-- What you have to do --
Your answer must be the full set of records, copied exactly, with no pictures in it.

=-=-=-=-=

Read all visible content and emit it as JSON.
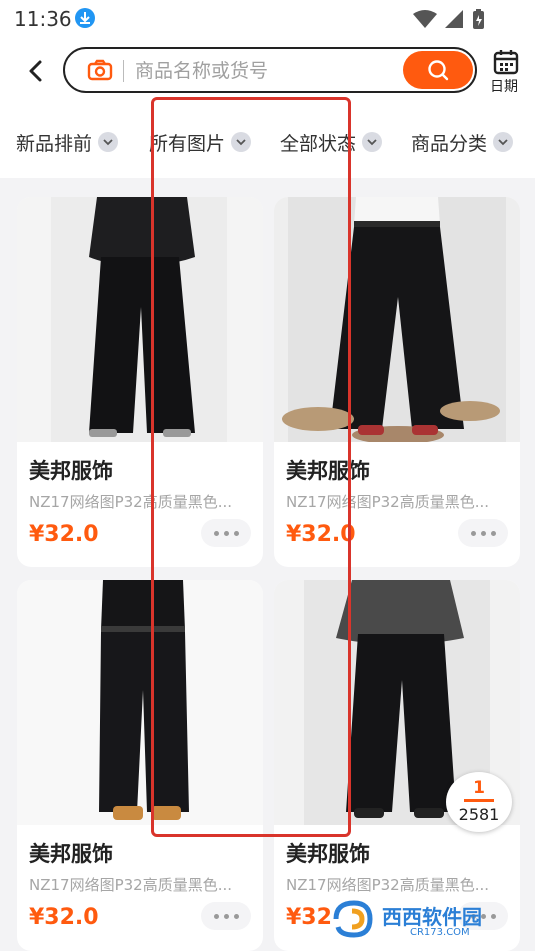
{
  "status_bar": {
    "time": "11:36"
  },
  "header": {
    "search_placeholder": "商品名称或货号",
    "calendar_label": "日期"
  },
  "filters": [
    {
      "label": "新品排前"
    },
    {
      "label": "所有图片"
    },
    {
      "label": "全部状态"
    },
    {
      "label": "商品分类"
    }
  ],
  "products": [
    {
      "shop": "美邦服饰",
      "desc": "NZ17网络图P32高质量黑色...",
      "price": "¥32.0"
    },
    {
      "shop": "美邦服饰",
      "desc": "NZ17网络图P32高质量黑色...",
      "price": "¥32.0"
    },
    {
      "shop": "美邦服饰",
      "desc": "NZ17网络图P32高质量黑色...",
      "price": "¥32.0"
    },
    {
      "shop": "美邦服饰",
      "desc": "NZ17网络图P32高质量黑色...",
      "price": "¥32"
    }
  ],
  "pager": {
    "current": "1",
    "total": "2581"
  },
  "watermark": {
    "brand": "西西软件园",
    "site": "CR173.COM"
  },
  "colors": {
    "accent": "#ff5a0f",
    "highlight": "#d9342b"
  }
}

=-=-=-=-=

-- Final answer --
Read all visible content and emit it as JSON.
{
  "status_bar": {
    "time": "11:36"
  },
  "header": {
    "search_placeholder": "商品名称或货号",
    "calendar_label": "日期"
  },
  "filters": [
    {
      "label": "新品排前"
    },
    {
      "label": "所有图片"
    },
    {
      "label": "全部状态"
    },
    {
      "label": "商品分类"
    }
  ],
  "products": [
    {
      "shop": "美邦服饰",
      "desc": "NZ17网络图P32高质量黑色...",
      "price": "¥32.0"
    },
    {
      "shop": "美邦服饰",
      "desc": "NZ17网络图P32高质量黑色...",
      "price": "¥32.0"
    },
    {
      "shop": "美邦服饰",
      "desc": "NZ17网络图P32高质量黑色...",
      "price": "¥32.0"
    },
    {
      "shop": "美邦服饰",
      "desc": "NZ17网络图P32高质量黑色...",
      "price": "¥32"
    }
  ],
  "pager": {
    "current": "1",
    "total": "2581"
  },
  "watermark": {
    "brand": "西西软件园",
    "site": "CR173.COM"
  },
  "colors": {
    "accent": "#ff5a0f",
    "highlight": "#d9342b"
  }
}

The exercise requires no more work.